─── Information shown ───

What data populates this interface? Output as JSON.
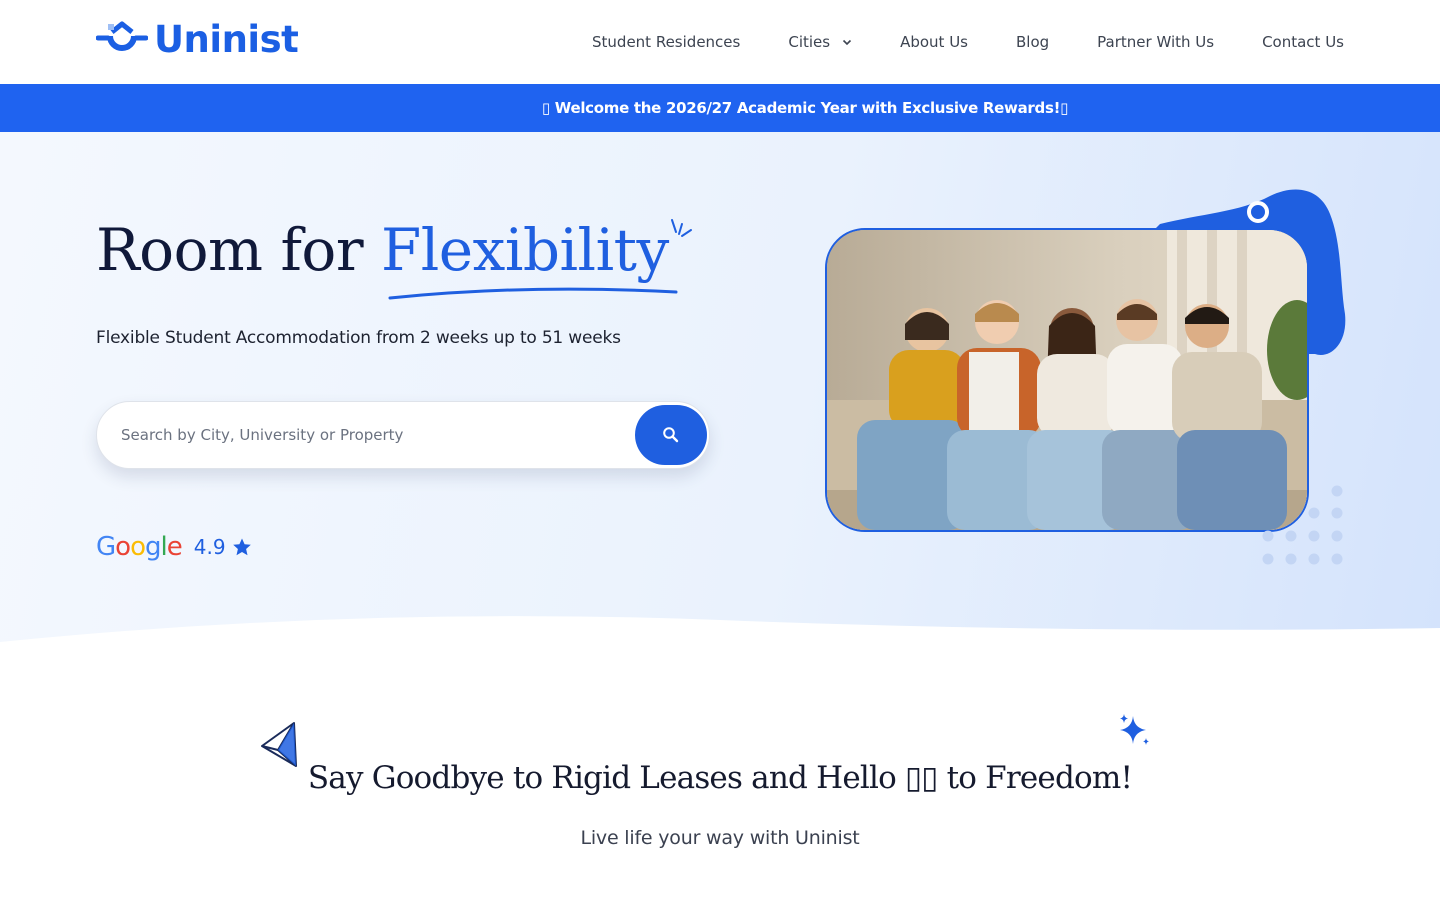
{
  "brand": {
    "name": "Uninist",
    "accent": "#1f5fe0"
  },
  "nav": {
    "items": [
      {
        "label": "Student Residences"
      },
      {
        "label": "Cities"
      },
      {
        "label": "About Us"
      },
      {
        "label": "Blog"
      },
      {
        "label": "Partner With Us"
      },
      {
        "label": "Contact Us"
      }
    ]
  },
  "banner": {
    "text": "▯ Welcome the 2026/27 Academic Year with Exclusive Rewards!▯"
  },
  "hero": {
    "title_plain": "Room for ",
    "title_accent": "Flexibility",
    "subtitle": "Flexible Student Accommodation from 2 weeks up to 51 weeks",
    "search": {
      "placeholder": "Search by City, University or Property"
    },
    "rating": {
      "brand": "Google",
      "value": "4.9",
      "icon": "star-icon"
    },
    "photo": {
      "icon": "students-on-sofa-photo"
    }
  },
  "section": {
    "title": "Say Goodbye to Rigid Leases and Hello ▯▯ to Freedom!",
    "subtitle": "Live life your way with Uninist"
  }
}
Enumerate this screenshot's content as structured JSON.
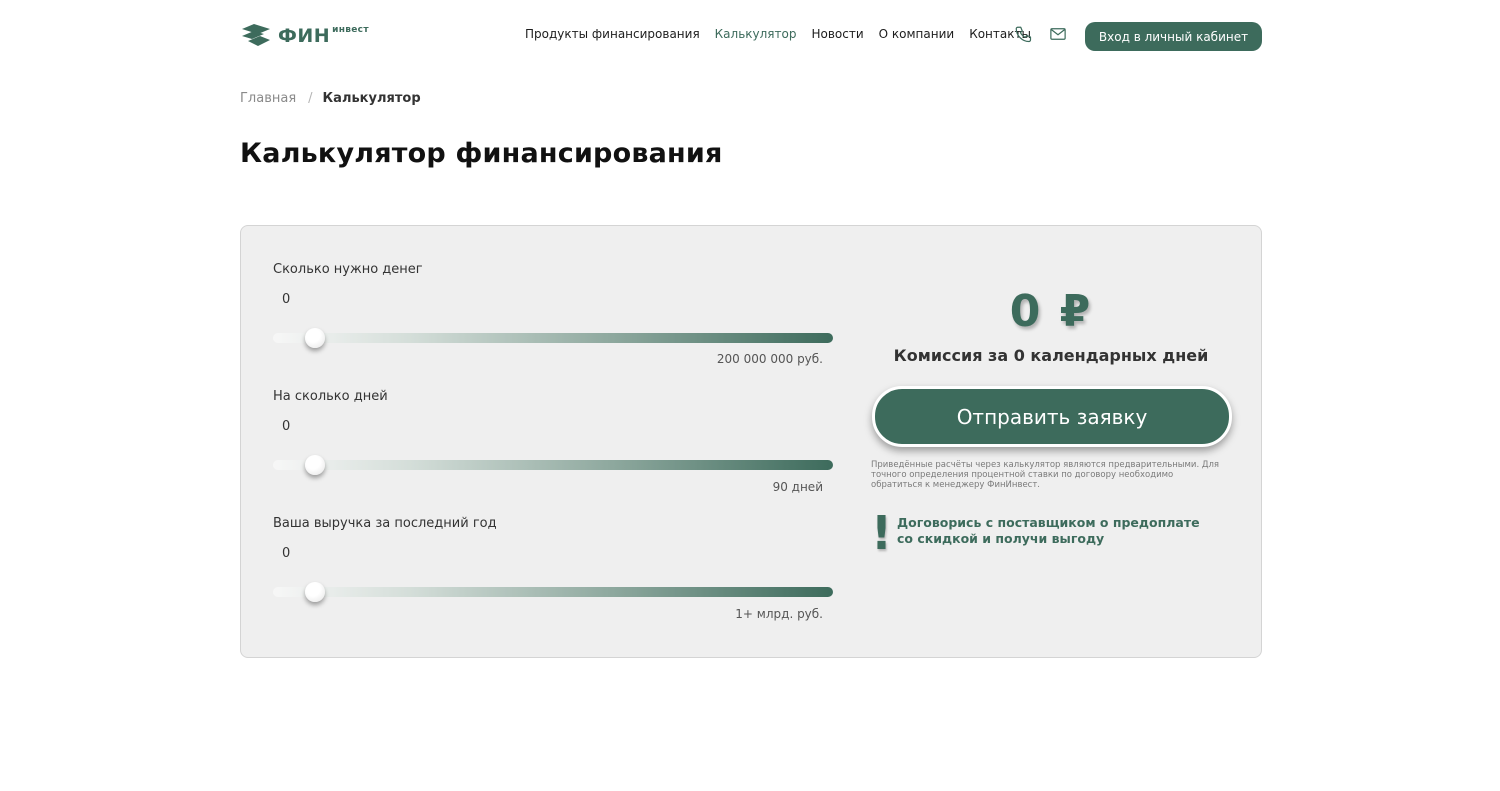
{
  "header": {
    "logo": {
      "main": "ФИН",
      "sup": "инвест"
    },
    "nav": [
      {
        "label": "Продукты финансирования",
        "active": false
      },
      {
        "label": "Калькулятор",
        "active": true
      },
      {
        "label": "Новости",
        "active": false
      },
      {
        "label": "О компании",
        "active": false
      },
      {
        "label": "Контакты",
        "active": false
      }
    ],
    "icons": [
      "phone-icon",
      "mail-icon"
    ],
    "login_label": "Вход в личный кабинет"
  },
  "breadcrumb": {
    "home": "Главная",
    "separator": "/",
    "current": "Калькулятор"
  },
  "page_title": "Калькулятор финансирования",
  "calculator": {
    "fields": [
      {
        "label": "Сколько нужно денег",
        "value": "0",
        "max_label": "200 000 000 руб.",
        "position": 0
      },
      {
        "label": "На сколько дней",
        "value": "0",
        "max_label": "90 дней",
        "position": 0
      },
      {
        "label": "Ваша выручка за последний год",
        "value": "0",
        "max_label": "1+ млрд. руб.",
        "position": 0
      }
    ],
    "result_amount": "0 ₽",
    "result_caption": "Комиссия за 0 календарных дней",
    "submit_label": "Отправить заявку",
    "disclaimer": "Приведённые расчёты через калькулятор являются предварительными. Для точного определения процентной ставки по договору необходимо обратиться к менеджеру ФинИнвест.",
    "promo_mark": "!",
    "promo_text": "Договорись с поставщиком о предоплате со скидкой и получи выгоду"
  },
  "colors": {
    "accent": "#3d6b5c",
    "panel_bg": "#efefef",
    "text": "#1d1d1d"
  }
}
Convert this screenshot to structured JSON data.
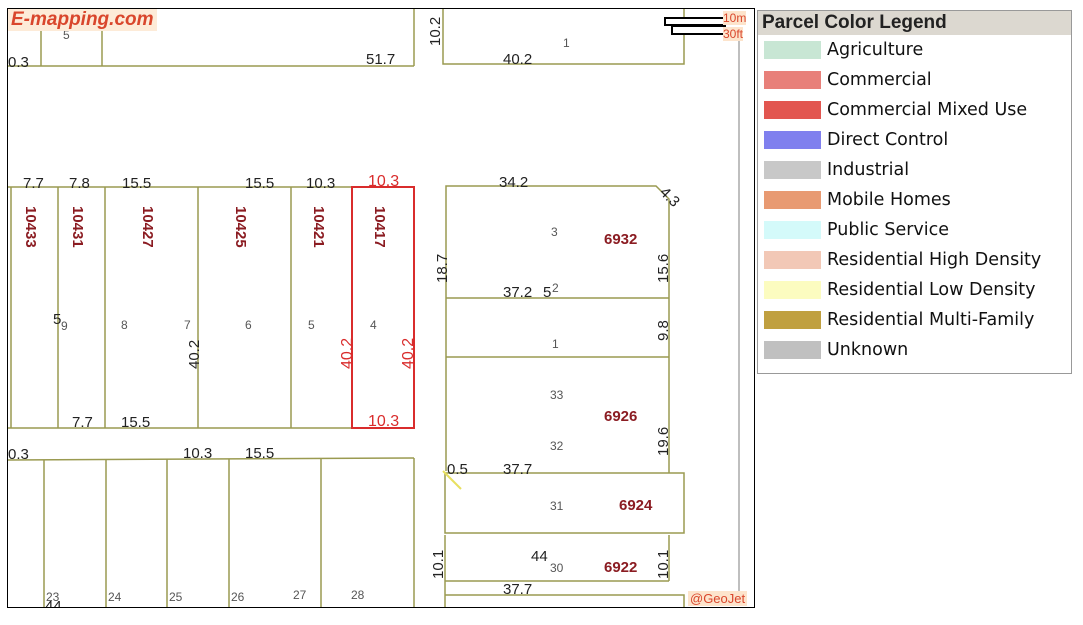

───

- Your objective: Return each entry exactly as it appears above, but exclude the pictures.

- Response to the exercise:
What data populates this interface? Output as JSON.
{
  "brand": {
    "name": "Uninist",
    "accent": "#1f5fe0"
  },
  "nav": {
    "items": [
      {
        "label": "Student Residences"
      },
      {
        "label": "Cities"
      },
      {
        "label": "About Us"
      },
      {
        "label": "Blog"
      },
      {
        "label": "Partner With Us"
      },
      {
        "label": "Contact Us"
      }
    ]
  },
  "banner": {
    "text": "▯ Welcome the 2026/27 Academic Year with Exclusive Rewards!▯"
  },
  "hero": {
    "title_plain": "Room for ",
    "title_accent": "Flexibility",
    "subtitle": "Flexible Student Accommodation from 2 weeks up to 51 weeks",
    "search": {
      "placeholder": "Search by City, University or Property"
    },
    "rating": {
      "brand": "Google",
      "value": "4.9",
      "icon": "star-icon"
    },
    "photo": {
      "icon": "students-on-sofa-photo"
    }
  },
  "section": {
    "title": "Say Goodbye to Rigid Leases and Hello ▯▯ to Freedom!",
    "subtitle": "Live life your way with Uninist"
  }
}
Enumerate this screenshot's content as structured JSON.
{
  "header": {
    "logo": {
      "main": "ФИН",
      "sup": "инвест"
    },
    "nav": [
      {
        "label": "Продукты финансирования",
        "active": false
      },
      {
        "label": "Калькулятор",
        "active": true
      },
      {
        "label": "Новости",
        "active": false
      },
      {
        "label": "О компании",
        "active": false
      },
      {
        "label": "Контакты",
        "active": false
      }
    ],
    "icons": [
      "phone-icon",
      "mail-icon"
    ],
    "login_label": "Вход в личный кабинет"
  },
  "breadcrumb": {
    "home": "Главная",
    "separator": "/",
    "current": "Калькулятор"
  },
  "page_title": "Калькулятор финансирования",
  "calculator": {
    "fields": [
      {
        "label": "Сколько нужно денег",
        "value": "0",
        "max_label": "200 000 000 руб.",
        "position": 0
      },
      {
        "label": "На сколько дней",
        "value": "0",
        "max_label": "90 дней",
        "position": 0
      },
      {
        "label": "Ваша выручка за последний год",
        "value": "0",
        "max_label": "1+ млрд. руб.",
        "position": 0
      }
    ],
    "result_amount": "0 ₽",
    "result_caption": "Комиссия за 0 календарных дней",
    "submit_label": "Отправить заявку",
    "disclaimer": "Приведённые расчёты через калькулятор являются предварительными. Для точного определения процентной ставки по договору необходимо обратиться к менеджеру ФинИнвест.",
    "promo_mark": "!",
    "promo_text": "Договорись с поставщиком о предоплате со скидкой и получи выгоду"
  },
  "colors": {
    "accent": "#3d6b5c",
    "panel_bg": "#efefef",
    "text": "#1d1d1d"
  }
}
Convert this screenshot to structured JSON data.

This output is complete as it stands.